DEALING WITH IT
So now you've learned that most of us must forecast, history alone will not get you a good one, errors can be cut by using intelligent input, and when variances occur, they should be used to uncover potential business problems and opportunities and deal with them quickly. It REALLY doesn't come down to just using the right model, does it? But, how do you spend less time, get better results, minimize error, make tough calls on dubious input, handle new customers and products, and know whether or not you should freeze the forecast? Continue reading, and I'll tell you the things that have worked for me.
Freezing the Forecast
Let's take the easy one first. I have never been able to think of a single good reason to freeze the forecast, although it is done quite frequently. The most common reasons I hear relate to significant changes within the total lead time and MPS fluctuations that go up one period and down the next.
For starters, a forecast if not an execution plan—the MPS is! One of the reasons you have an MPS is stability for execution (purchase, planning, and manufacturing). If you want to freeze something, freeze the MPS—that's why you have one! All you do by freezing the forecast is to eliminate the possibility that there could be any proactive response to the change within the lead time. You may be able to expedite more components in, or maybe with lot sizing you already have enough. You may be able to add production capacity through overtime, subcontracting, or simply diverting from less needed product. But if you don't pass the new forecast to the MPS, you will never know if a proactive execution response is even possible—you've just blindfolded the entire organization. Even with the worst-case scenario, putting the new, higher or
lower forecast into a frozen MPS will enable the lump or drop to be seen, so the additional components can be ordered now, or unneeded components rescheduled out. When you freeze the forecast, you have no opportunity to prevent the problem.
Notice that I said prevent the problem. Whether or not you freeze the forecast, if you do not change the circumstances that are occurring that caused the need for the forecast change, that event will still happen and you will then certainly have a problem. For instance, if you are getting a new account, and you freeze the forecast because you cannot build the additional product in less than full lead time, you will still get the orders from the new customer! Only now, by the time you receive them, they will be a surprise to the entire supply chain, and will result in back orders that you now must scramble to fill, with the additional side benefit of making the new customer wonder why they switched vendors in the first place. The same holds true with individual item forecasts that may go up one month and down the next—if
the circumstances that caused the need for the change do not change and you freeze the forecast, you will still get more orders one month and fewer the next. You haven't prevented a thing except the ability of the organization to react before it is too late.
About Those New Customers

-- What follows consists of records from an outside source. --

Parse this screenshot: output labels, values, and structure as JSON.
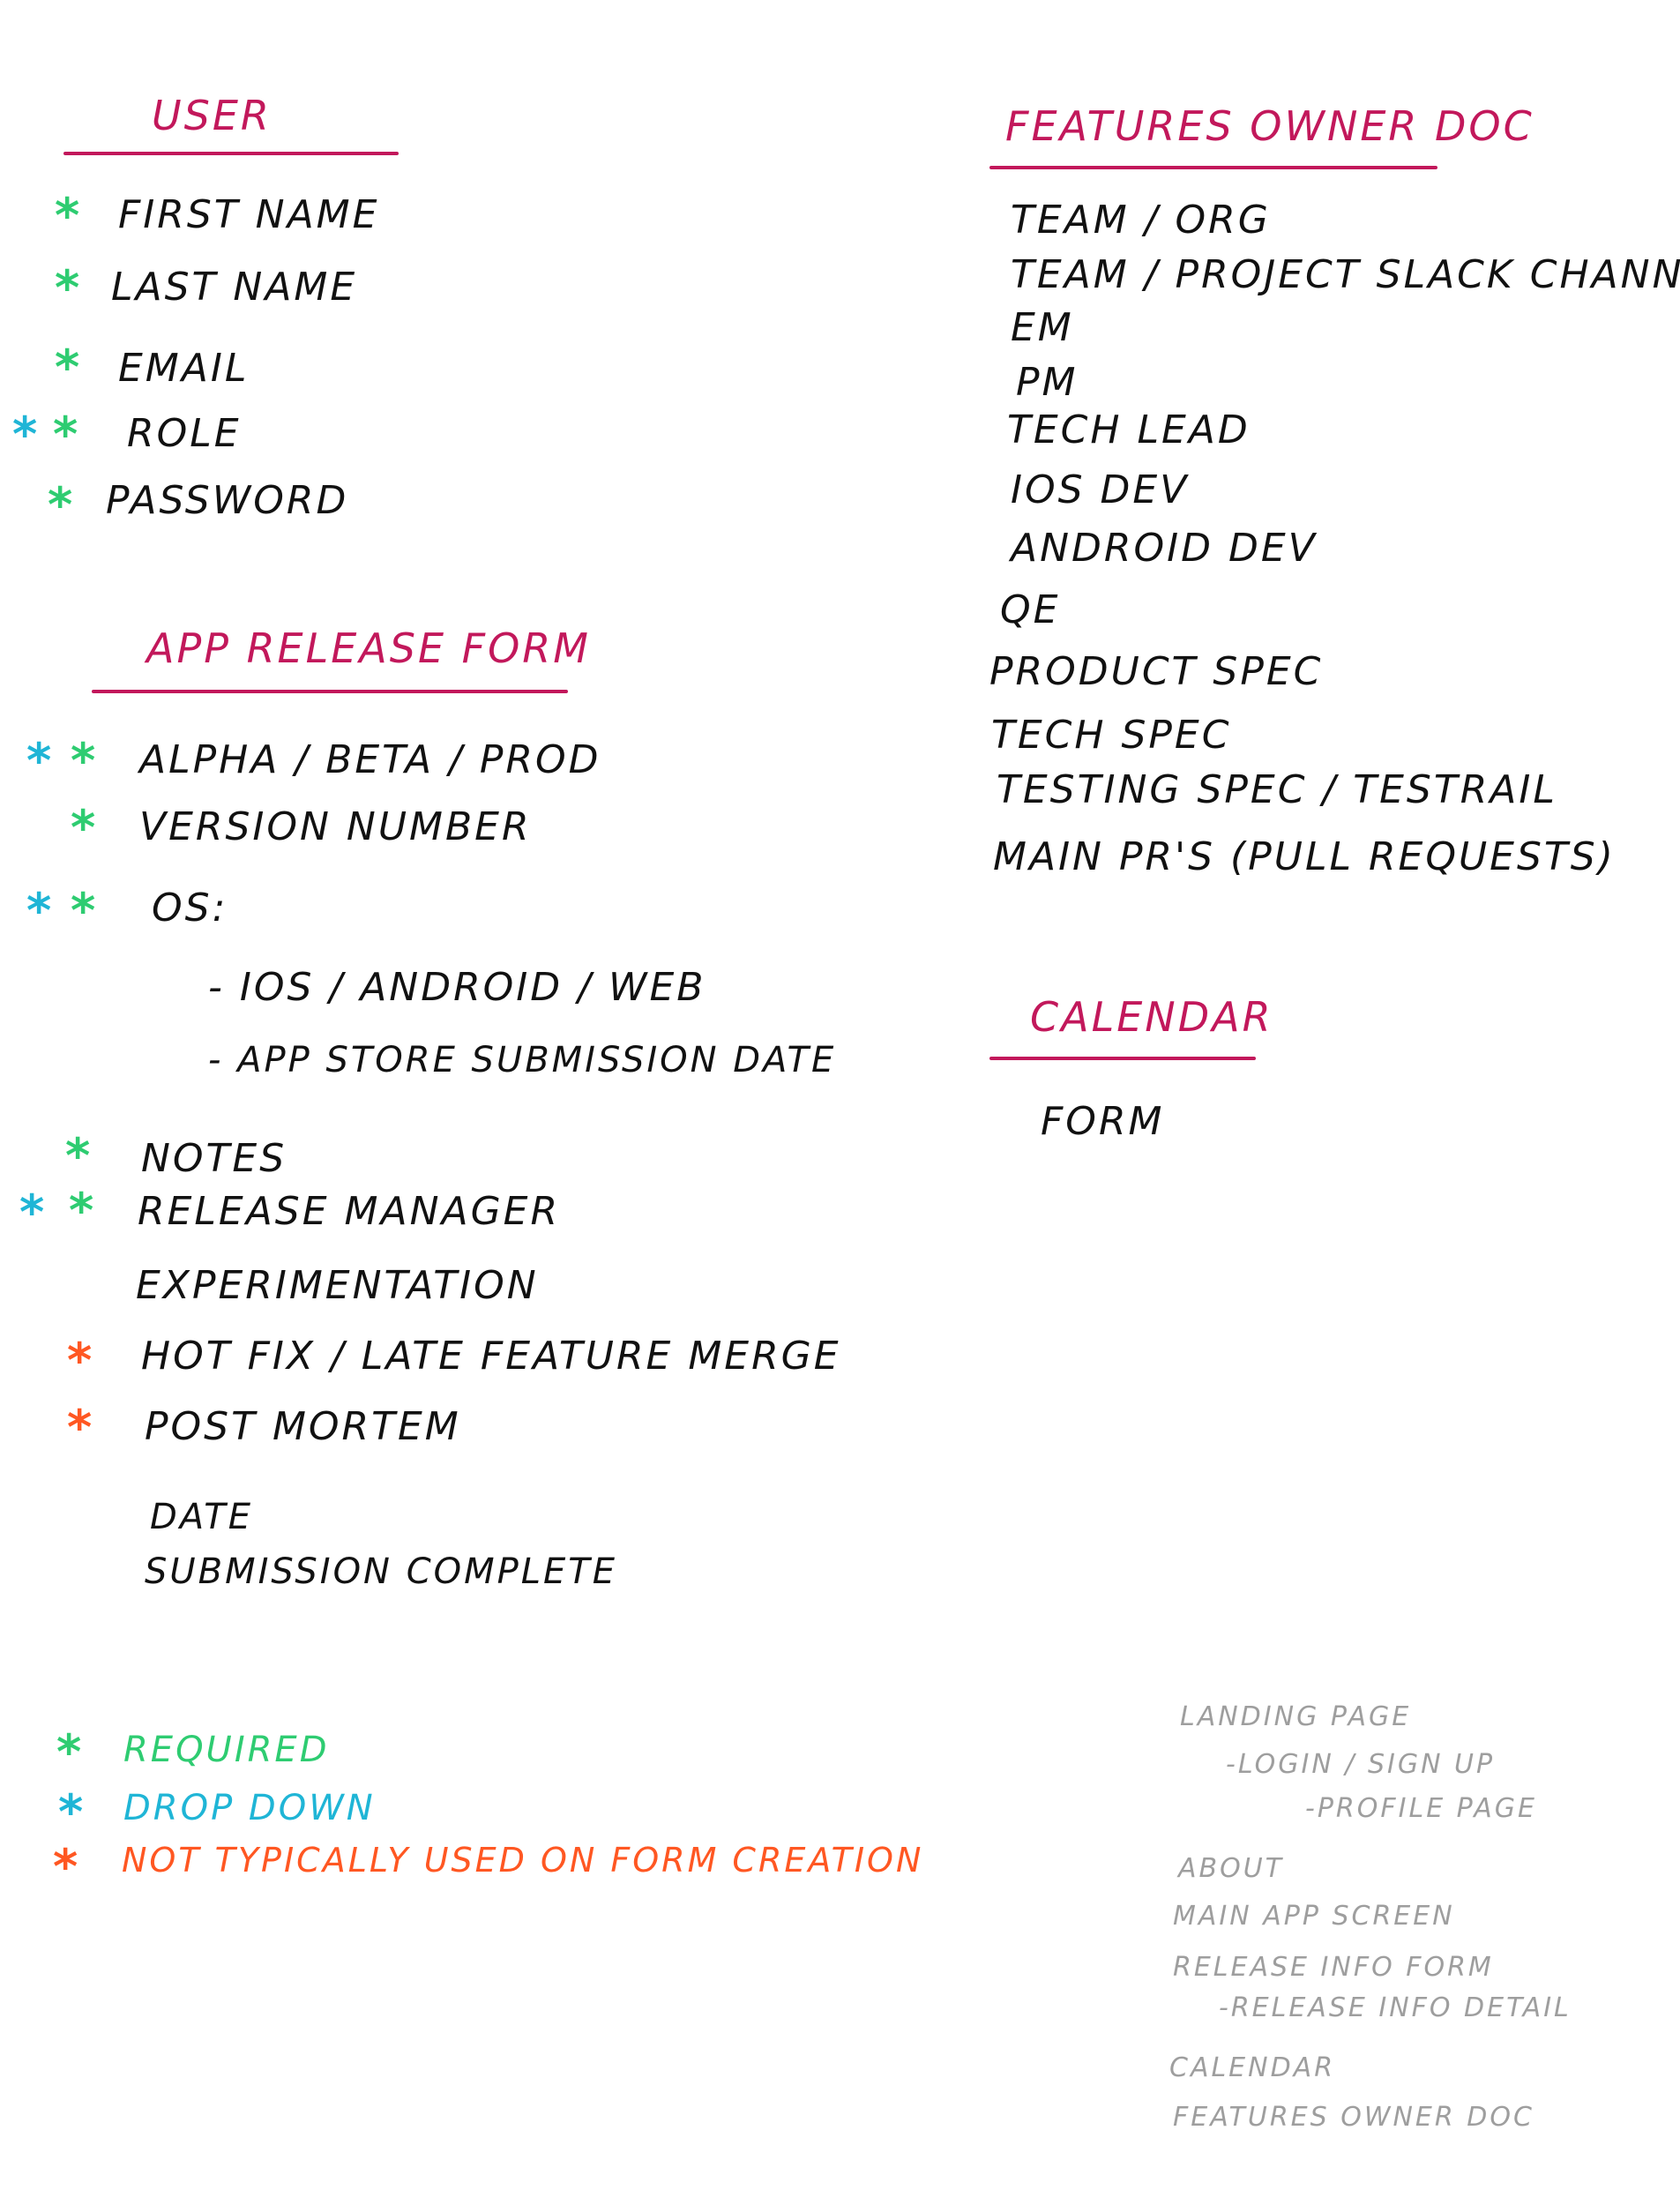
{
  "colors": {
    "title": "#c2185b",
    "text": "#111111",
    "required": "#2ecc71",
    "dropdown": "#1fb5d6",
    "not_typical": "#ff5722",
    "muted": "#9e9e9e"
  },
  "user": {
    "title": "User",
    "fields": [
      "First Name",
      "Last Name",
      "Email",
      "Role",
      "Password"
    ]
  },
  "app_release_form": {
    "title": "App Release Form",
    "fields": [
      "Alpha / Beta / Prod",
      "Version Number",
      "OS:",
      "- iOS / Android / Web",
      "- App Store Submission Date",
      "Notes",
      "Release Manager",
      "Experimentation",
      "Hot Fix / Late Feature Merge",
      "Post Mortem",
      "Date",
      "Submission Complete"
    ]
  },
  "features_owner_doc": {
    "title": "Features Owner Doc",
    "fields": [
      "Team / Org",
      "Team / Project Slack Channel",
      "EM",
      "PM",
      "Tech Lead",
      "iOS Dev",
      "Android Dev",
      "QE",
      "Product Spec",
      "Tech Spec",
      "Testing Spec / TestRail",
      "Main PR's (Pull Requests)"
    ]
  },
  "calendar": {
    "title": "Calendar",
    "fields": [
      "Form"
    ]
  },
  "legend": {
    "symbol": "*",
    "required": "Required",
    "dropdown": "Drop Down",
    "not_typical": "Not Typically Used On Form Creation"
  },
  "pages": {
    "items": [
      "Landing Page",
      "-Login / Sign Up",
      "-Profile Page",
      "About",
      "Main App Screen",
      "Release Info Form",
      "-Release Info Detail",
      "Calendar",
      "Features Owner Doc"
    ]
  }
}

If you have been in the forecasting field for a while, you know that getting a forecast from a new customer is not always the manna from heaven that it is purported to be. I'll share some techniques I've learned that clear up the decision process. There are specific steps you can follow after you answer three questions. First, do they have experience with the line and this is simply a vendor change for them, or is it an entirely new line? Second, are there any differences between your company and the new customer in marketing approach that would cause differences in product mix or seasonality? Lastly, is it a forecast of their intended purchases or sales to their own customers?
Now for a simple test for any forecast you get from a customer. Take all their item forecasts in a product line or two, a few dozen items, or however many items resources allow, and add them up on a spreadsheet. Then use the spreadsheet to calculate the percentage of contribution to the mix for each item. Select the same items from your records, and do the same thing. If the percentage contribution to the mix for the customer forecast and your own experience are close, you can use it pretty confidently. But what if they're different?
If they have experience with the line and they have market differences, determine whether those differences explain the situation. For instance, if I were an automotive replacement parts manufacturer that served all typed of vehicles, and my new customer was one that serviced just heavy trucks, that would explain the difference. If I was a home air conditioning manufacturer serving the entire nation and the new customer was a chain that served only Arizona, it would explain higher volumes on heavy-duty units. If, after discussing the outcome with the sales and marketing folks, the differences can be explained, use the forecast. If they can't be explained, I would use it for the initial order only, because that's what they think they need, and then throw it away. Believe it or not, there ARE companies with forecasts worse than yours.
If it is a new line for a new customer, I strongly recommend that you give them a forecast, rather than the other way around. Your company has experience, and who better to determine a valid stocking plan? If marketing plans and circumstances are the same, the same percentage mix should be used to present to the new account. Likewise, if there are major differences, work with sales and marketing to take those into account. This approach will help your new customer sell more, since the correct merchandise will be stocked, and prevent waste for both of you, since you will not be rushing to build merchandise that will only be returned, older and dustier, years later.